What is being asked = Each line of the material must be repeated precisely, with the pictures left out.

───

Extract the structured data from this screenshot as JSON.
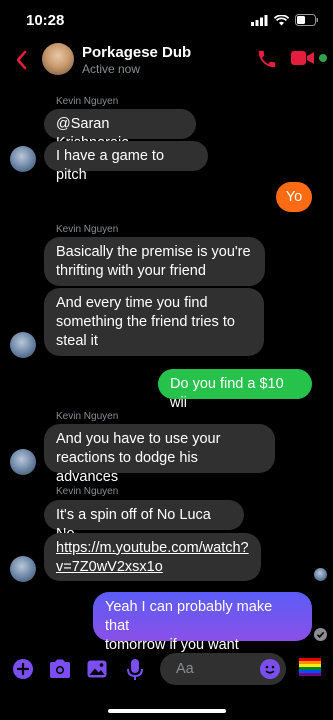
{
  "status": {
    "time": "10:28"
  },
  "header": {
    "title": "Porkagese Dub",
    "subtitle": "Active now"
  },
  "messages": {
    "sender_name": "Kevin Nguyen",
    "m1": "@Saran Krishnaraja",
    "m2": "I have a game to pitch",
    "m3": "Yo",
    "m4_l1": "Basically the premise is you're",
    "m4_l2": "thrifting with your friend",
    "m5_l1": "And every time you find",
    "m5_l2": "something the friend tries to",
    "m5_l3": "steal it",
    "m6": "Do you find a $10 wii",
    "m7_l1": "And you have to use your",
    "m7_l2": "reactions to dodge his advances",
    "m8": "It's a spin off of No Luca No",
    "m9_l1": "https://m.youtube.com/watch?",
    "m9_l2": "v=7Z0wV2xsx1o",
    "m10_l1": "Yeah I can probably make that",
    "m10_l2": "tomorrow if you want"
  },
  "composer": {
    "placeholder": "Aa"
  },
  "colors": {
    "accent": "#7b4ef0",
    "call_red": "#e41e3f",
    "orange": "#ff6b12",
    "green": "#27c24c"
  },
  "icons": [
    "back-chevron-icon",
    "phone-icon",
    "video-camera-icon",
    "plus-icon",
    "camera-icon",
    "image-icon",
    "microphone-icon",
    "emoji-icon",
    "pride-flag-icon"
  ]
}
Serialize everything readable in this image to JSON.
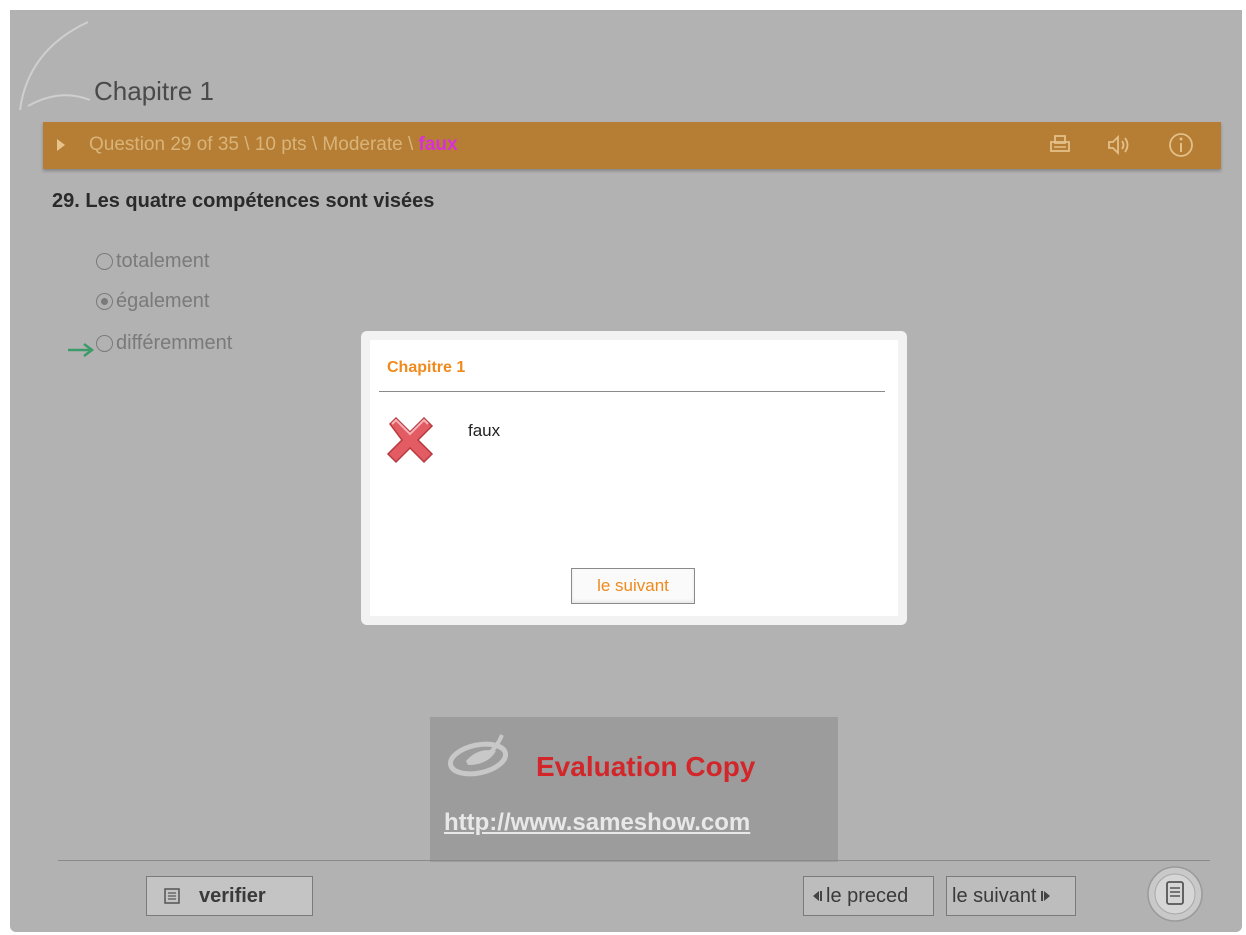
{
  "header": {
    "chapter_title": "Chapitre 1"
  },
  "question_bar": {
    "prefix": "Question 29 of 35 \\ 10 pts \\ Moderate \\ ",
    "status": "faux",
    "icons": [
      "print-icon",
      "speaker-icon",
      "info-icon"
    ]
  },
  "question": {
    "text": "29.  Les quatre compétences sont visées",
    "options": [
      {
        "label": "totalement",
        "selected": false
      },
      {
        "label": "également",
        "selected": true
      },
      {
        "label": "différemment",
        "selected": false,
        "correct": true
      }
    ]
  },
  "dialog": {
    "title": "Chapitre 1",
    "message": "faux",
    "button_label": "le suivant"
  },
  "watermark": {
    "title": "Evaluation Copy",
    "url": "http://www.sameshow.com"
  },
  "footer": {
    "verify_label": "verifier",
    "prev_label": "le preced",
    "next_label": "le suivant"
  },
  "colors": {
    "bar": "#b57e34",
    "status": "#d92fd9",
    "dialog_accent": "#f08a1c",
    "watermark_red": "#d2262a"
  }
}
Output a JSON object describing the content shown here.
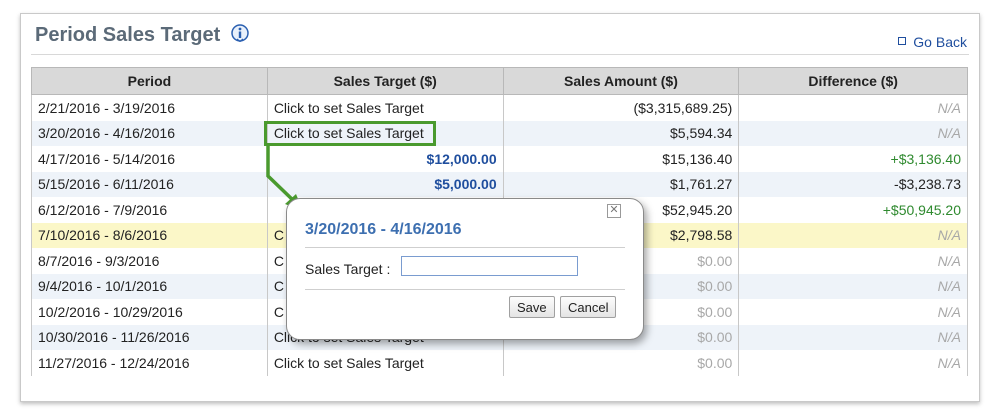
{
  "panel": {
    "title": "Period Sales Target",
    "go_back": "Go Back"
  },
  "table": {
    "headers": [
      "Period",
      "Sales Target ($)",
      "Sales Amount ($)",
      "Difference ($)"
    ],
    "rows": [
      {
        "period": "2/21/2016 - 3/19/2016",
        "target": "Click to set Sales Target",
        "amount": "($3,315,689.25)",
        "diff": "N/A"
      },
      {
        "period": "3/20/2016 - 4/16/2016",
        "target": "Click to set Sales Target",
        "amount": "$5,594.34",
        "diff": "N/A"
      },
      {
        "period": "4/17/2016 - 5/14/2016",
        "target": "$12,000.00",
        "amount": "$15,136.40",
        "diff": "+$3,136.40"
      },
      {
        "period": "5/15/2016 - 6/11/2016",
        "target": "$5,000.00",
        "amount": "$1,761.27",
        "diff": "-$3,238.73"
      },
      {
        "period": "6/12/2016 - 7/9/2016",
        "target": "",
        "amount": "$52,945.20",
        "diff": "+$50,945.20"
      },
      {
        "period": "7/10/2016 - 8/6/2016",
        "target": "C",
        "amount": "$2,798.58",
        "diff": "N/A"
      },
      {
        "period": "8/7/2016 - 9/3/2016",
        "target": "C",
        "amount": "$0.00",
        "diff": "N/A"
      },
      {
        "period": "9/4/2016 - 10/1/2016",
        "target": "C",
        "amount": "$0.00",
        "diff": "N/A"
      },
      {
        "period": "10/2/2016 - 10/29/2016",
        "target": "C",
        "amount": "$0.00",
        "diff": "N/A"
      },
      {
        "period": "10/30/2016 - 11/26/2016",
        "target": "Click to set Sales Target",
        "amount": "$0.00",
        "diff": "N/A"
      },
      {
        "period": "11/27/2016 - 12/24/2016",
        "target": "Click to set Sales Target",
        "amount": "$0.00",
        "diff": "N/A"
      }
    ]
  },
  "popup": {
    "title": "3/20/2016 - 4/16/2016",
    "label": "Sales Target :",
    "input_value": "",
    "save_label": "Save",
    "cancel_label": "Cancel",
    "close_glyph": "✕"
  },
  "colors": {
    "link": "#1f4e9e",
    "highlight_row": "#fbf7c8",
    "alt_row": "#eef3f9",
    "callout": "#4a9a2e",
    "positive": "#2f8a2f",
    "popup_title": "#3d6fb0"
  },
  "icons": {
    "info": "info-icon",
    "go_back": "square-bullet-icon",
    "close": "close-icon"
  }
}
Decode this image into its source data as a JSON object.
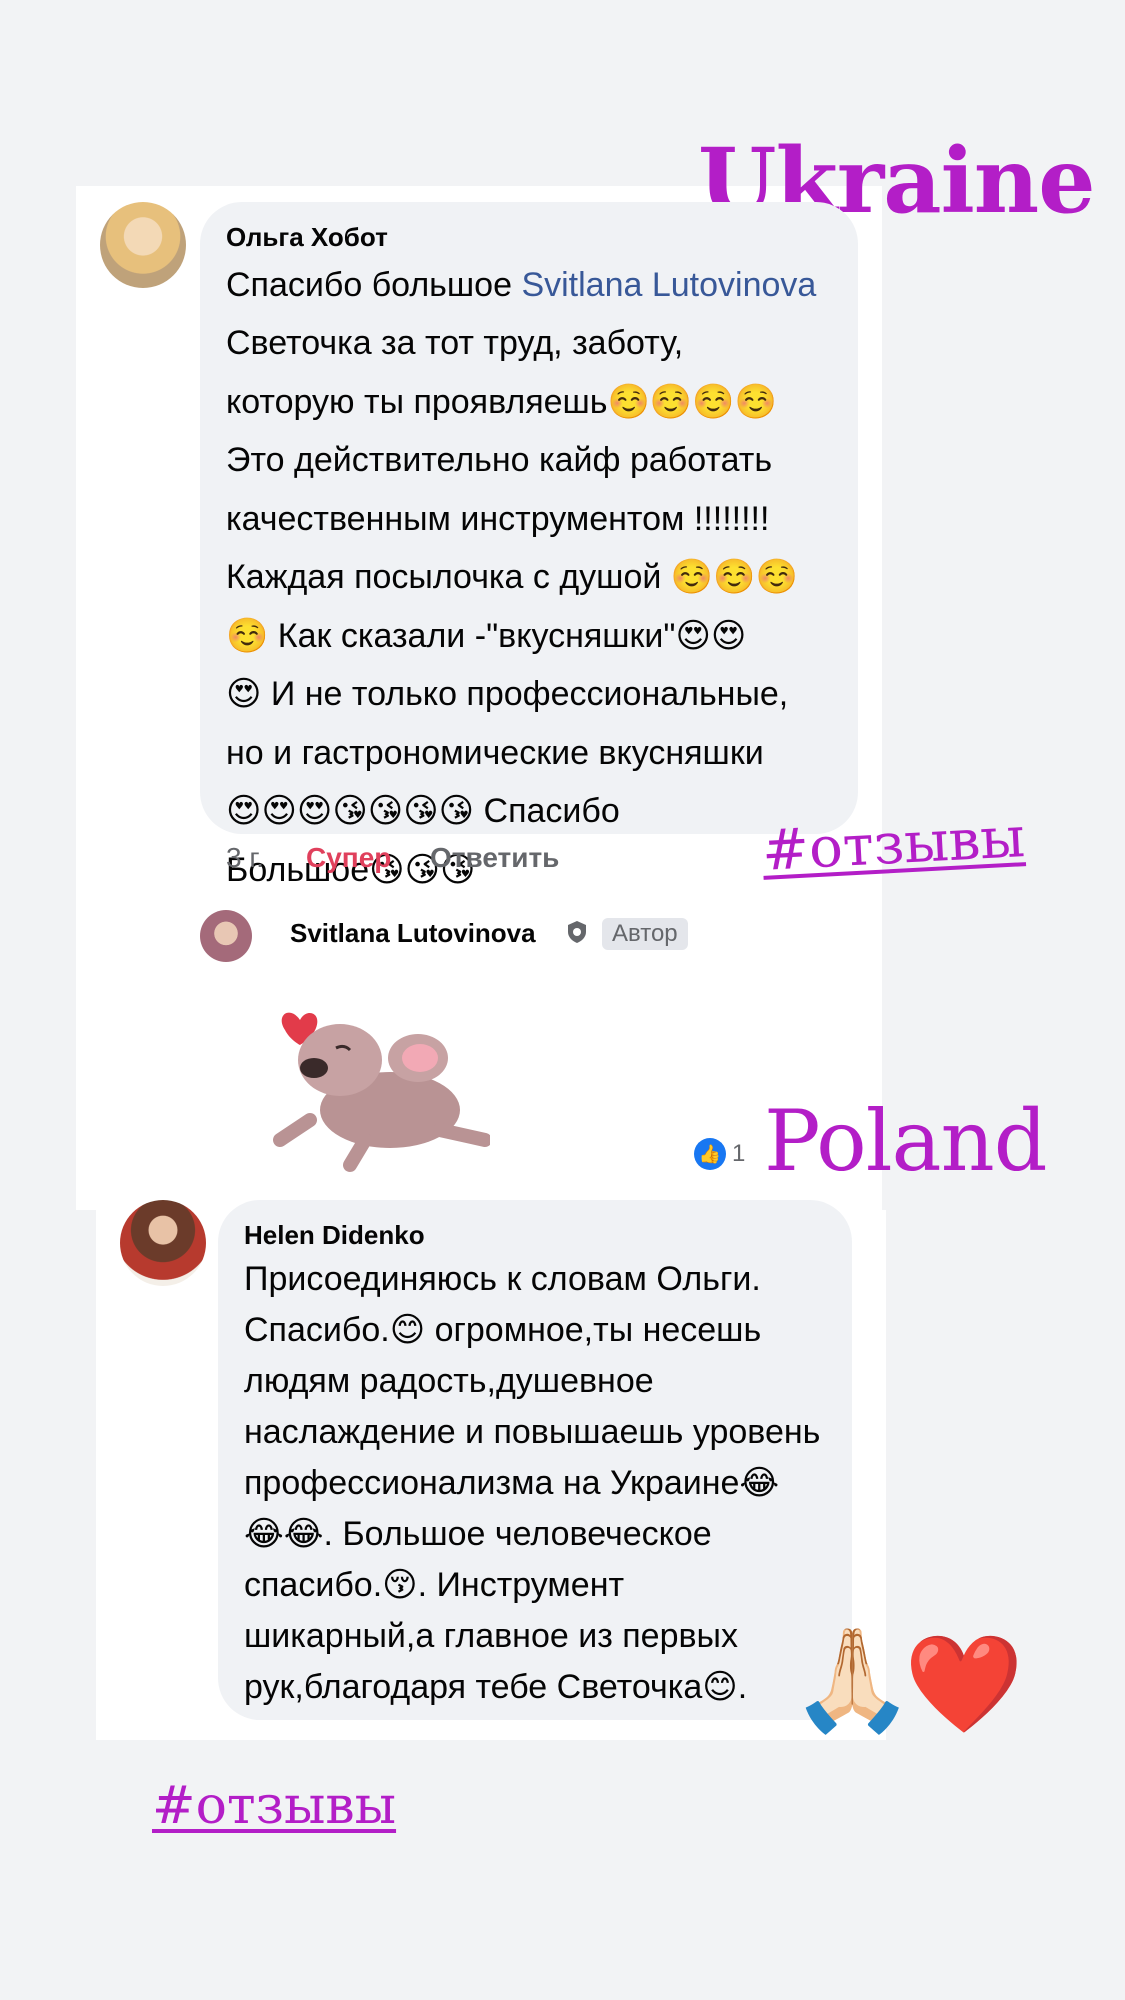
{
  "overlays": {
    "ukraine_label": "Ukraine",
    "poland_label": "Poland",
    "hashtag_top": "#отзывы",
    "hashtag_bottom": "#отзывы"
  },
  "comment1": {
    "author": "Ольга Хобот",
    "lines": [
      {
        "pre": "Спасибо большое ",
        "mention": "Svitlana Lutovinova"
      },
      {
        "text": "Светочка за тот труд, заботу,"
      },
      {
        "text": "которую ты проявляешь☺️☺️☺️☺️"
      },
      {
        "text": "Это действительно кайф работать"
      },
      {
        "text": "качественным инструментом !!!!!!!!"
      },
      {
        "text": "Каждая посылочка с душой ☺️☺️☺️"
      },
      {
        "text": "☺️ Как сказали -\"вкусняшки\"😍😍"
      },
      {
        "text": "😍 И не только профессиональные,"
      },
      {
        "text": "но и гастрономические вкусняшки"
      },
      {
        "text": "😍😍😍😘😘😘😘 Спасибо"
      },
      {
        "text": "Большое😘😘😘"
      }
    ],
    "meta": {
      "time": "3 г.",
      "reaction": "Супер",
      "reply": "Ответить"
    }
  },
  "reply1": {
    "author": "Svitlana Lutovinova",
    "badge": "Автор",
    "like_count": "1"
  },
  "comment2": {
    "author": "Helen Didenko",
    "lines": [
      {
        "text": "Присоединяюсь к словам Ольги."
      },
      {
        "text": "Спасибо.😊 огромное,ты несешь"
      },
      {
        "text": "людям радость,душевное"
      },
      {
        "text": "наслаждение и повышаешь уровень"
      },
      {
        "text": "профессионализма на Украине😂"
      },
      {
        "text": "😂😂. Большое человеческое"
      },
      {
        "text": "спасибо.😚. Инструмент"
      },
      {
        "text": "шикарный,а главное из первых"
      },
      {
        "text": "рук,благодаря тебе Светочка😊."
      }
    ]
  },
  "decor": {
    "pray_emoji": "🙏🏻",
    "heart_emoji": "❤️",
    "sticker_heart": "❤"
  },
  "colors": {
    "accent_purple": "#b31ec7",
    "reaction_red": "#e0405c",
    "mention_blue": "#385898",
    "like_blue": "#1877f2"
  }
}
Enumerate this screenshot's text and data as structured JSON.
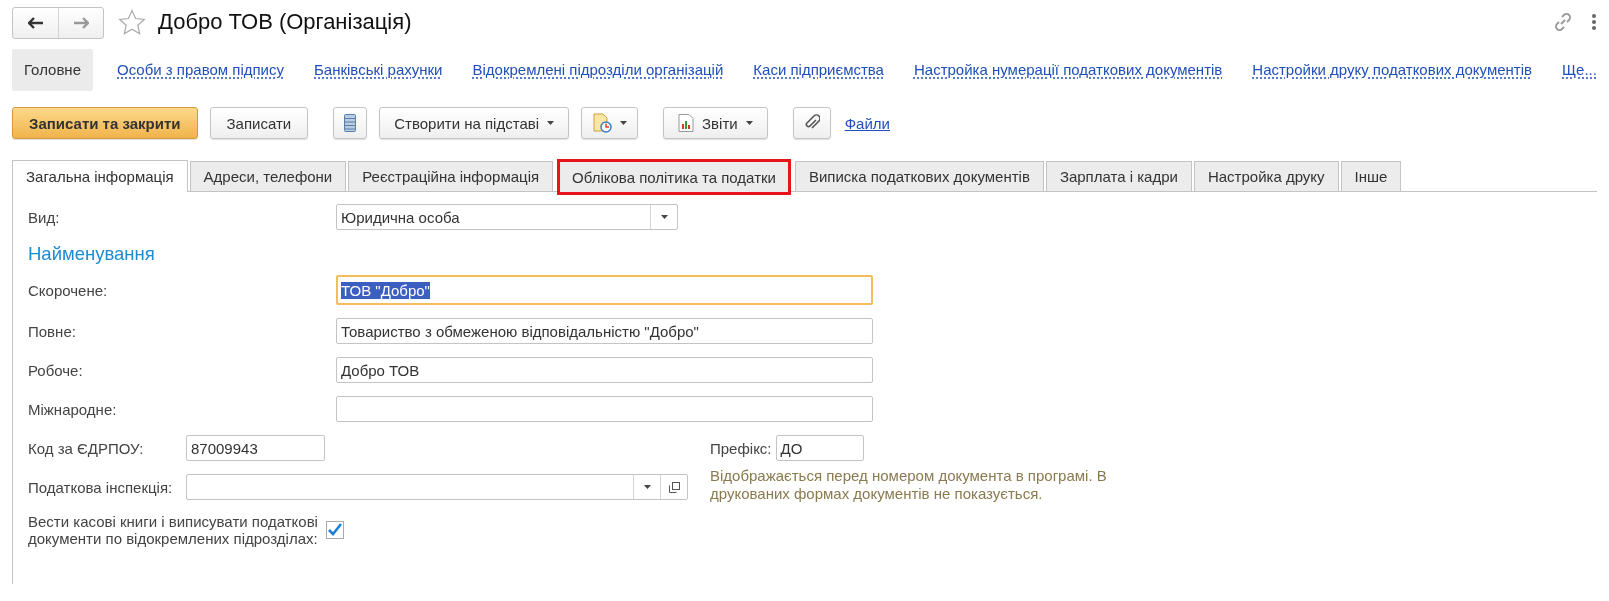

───

Your solution =
Extract the structured data from this screenshot as JSON.
{
  "status": {
    "time": "10:28"
  },
  "header": {
    "title": "Porkagese Dub",
    "subtitle": "Active now"
  },
  "messages": {
    "sender_name": "Kevin Nguyen",
    "m1": "@Saran Krishnaraja",
    "m2": "I have a game to pitch",
    "m3": "Yo",
    "m4_l1": "Basically the premise is you're",
    "m4_l2": "thrifting with your friend",
    "m5_l1": "And every time you find",
    "m5_l2": "something the friend tries to",
    "m5_l3": "steal it",
    "m6": "Do you find a $10 wii",
    "m7_l1": "And you have to use your",
    "m7_l2": "reactions to dodge his advances",
    "m8": "It's a spin off of No Luca No",
    "m9_l1": "https://m.youtube.com/watch?",
    "m9_l2": "v=7Z0wV2xsx1o",
    "m10_l1": "Yeah I can probably make that",
    "m10_l2": "tomorrow if you want"
  },
  "composer": {
    "placeholder": "Aa"
  },
  "colors": {
    "accent": "#7b4ef0",
    "call_red": "#e41e3f",
    "orange": "#ff6b12",
    "green": "#27c24c"
  },
  "icons": [
    "back-chevron-icon",
    "phone-icon",
    "video-camera-icon",
    "plus-icon",
    "camera-icon",
    "image-icon",
    "microphone-icon",
    "emoji-icon",
    "pride-flag-icon"
  ]
}
Serialize everything readable in this image to JSON.
{
  "header": {
    "chapter_title": "Chapitre 1"
  },
  "question_bar": {
    "prefix": "Question 29 of 35 \\ 10 pts \\ Moderate \\ ",
    "status": "faux",
    "icons": [
      "print-icon",
      "speaker-icon",
      "info-icon"
    ]
  },
  "question": {
    "text": "29.  Les quatre compétences sont visées",
    "options": [
      {
        "label": "totalement",
        "selected": false
      },
      {
        "label": "également",
        "selected": true
      },
      {
        "label": "différemment",
        "selected": false,
        "correct": true
      }
    ]
  },
  "dialog": {
    "title": "Chapitre 1",
    "message": "faux",
    "button_label": "le suivant"
  },
  "watermark": {
    "title": "Evaluation Copy",
    "url": "http://www.sameshow.com"
  },
  "footer": {
    "verify_label": "verifier",
    "prev_label": "le preced",
    "next_label": "le suivant"
  },
  "colors": {
    "bar": "#b57e34",
    "status": "#d92fd9",
    "dialog_accent": "#f08a1c",
    "watermark_red": "#d2262a"
  }
}
Output a JSON object describing the content shown here.
{
  "panel": {
    "title": "Period Sales Target",
    "go_back": "Go Back"
  },
  "table": {
    "headers": [
      "Period",
      "Sales Target ($)",
      "Sales Amount ($)",
      "Difference ($)"
    ],
    "rows": [
      {
        "period": "2/21/2016 - 3/19/2016",
        "target": "Click to set Sales Target",
        "amount": "($3,315,689.25)",
        "diff": "N/A"
      },
      {
        "period": "3/20/2016 - 4/16/2016",
        "target": "Click to set Sales Target",
        "amount": "$5,594.34",
        "diff": "N/A"
      },
      {
        "period": "4/17/2016 - 5/14/2016",
        "target": "$12,000.00",
        "amount": "$15,136.40",
        "diff": "+$3,136.40"
      },
      {
        "period": "5/15/2016 - 6/11/2016",
        "target": "$5,000.00",
        "amount": "$1,761.27",
        "diff": "-$3,238.73"
      },
      {
        "period": "6/12/2016 - 7/9/2016",
        "target": "",
        "amount": "$52,945.20",
        "diff": "+$50,945.20"
      },
      {
        "period": "7/10/2016 - 8/6/2016",
        "target": "C",
        "amount": "$2,798.58",
        "diff": "N/A"
      },
      {
        "period": "8/7/2016 - 9/3/2016",
        "target": "C",
        "amount": "$0.00",
        "diff": "N/A"
      },
      {
        "period": "9/4/2016 - 10/1/2016",
        "target": "C",
        "amount": "$0.00",
        "diff": "N/A"
      },
      {
        "period": "10/2/2016 - 10/29/2016",
        "target": "C",
        "amount": "$0.00",
        "diff": "N/A"
      },
      {
        "period": "10/30/2016 - 11/26/2016",
        "target": "Click to set Sales Target",
        "amount": "$0.00",
        "diff": "N/A"
      },
      {
        "period": "11/27/2016 - 12/24/2016",
        "target": "Click to set Sales Target",
        "amount": "$0.00",
        "diff": "N/A"
      }
    ]
  },
  "popup": {
    "title": "3/20/2016 - 4/16/2016",
    "label": "Sales Target :",
    "input_value": "",
    "save_label": "Save",
    "cancel_label": "Cancel",
    "close_glyph": "✕"
  },
  "colors": {
    "link": "#1f4e9e",
    "highlight_row": "#fbf7c8",
    "alt_row": "#eef3f9",
    "callout": "#4a9a2e",
    "positive": "#2f8a2f",
    "popup_title": "#3d6fb0"
  },
  "icons": {
    "info": "info-icon",
    "go_back": "square-bullet-icon",
    "close": "close-icon"
  }
}
Decode this image into its source data as a JSON object.
{
  "overlays": {
    "ukraine_label": "Ukraine",
    "poland_label": "Poland",
    "hashtag_top": "#отзывы",
    "hashtag_bottom": "#отзывы"
  },
  "comment1": {
    "author": "Ольга Хобот",
    "lines": [
      {
        "pre": "Спасибо большое ",
        "mention": "Svitlana Lutovinova"
      },
      {
        "text": "Светочка за тот труд, заботу,"
      },
      {
        "text": "которую ты проявляешь☺️☺️☺️☺️"
      },
      {
        "text": "Это действительно кайф работать"
      },
      {
        "text": "качественным инструментом !!!!!!!!"
      },
      {
        "text": "Каждая посылочка с душой ☺️☺️☺️"
      },
      {
        "text": "☺️ Как сказали -\"вкусняшки\"😍😍"
      },
      {
        "text": "😍 И не только профессиональные,"
      },
      {
        "text": "но и гастрономические вкусняшки"
      },
      {
        "text": "😍😍😍😘😘😘😘 Спасибо"
      },
      {
        "text": "Большое😘😘😘"
      }
    ],
    "meta": {
      "time": "3 г.",
      "reaction": "Супер",
      "reply": "Ответить"
    }
  },
  "reply1": {
    "author": "Svitlana Lutovinova",
    "badge": "Автор",
    "like_count": "1"
  },
  "comment2": {
    "author": "Helen Didenko",
    "lines": [
      {
        "text": "Присоединяюсь к словам Ольги."
      },
      {
        "text": "Спасибо.😊 огромное,ты несешь"
      },
      {
        "text": "людям радость,душевное"
      },
      {
        "text": "наслаждение и повышаешь уровень"
      },
      {
        "text": "профессионализма на Украине😂"
      },
      {
        "text": "😂😂. Большое человеческое"
      },
      {
        "text": "спасибо.😚. Инструмент"
      },
      {
        "text": "шикарный,а главное из первых"
      },
      {
        "text": "рук,благодаря тебе Светочка😊."
      }
    ]
  },
  "decor": {
    "pray_emoji": "🙏🏻",
    "heart_emoji": "❤️",
    "sticker_heart": "❤"
  },
  "colors": {
    "accent_purple": "#b31ec7",
    "reaction_red": "#e0405c",
    "mention_blue": "#385898",
    "like_blue": "#1877f2"
  }
}
Enumerate this screenshot's text and data as structured JSON.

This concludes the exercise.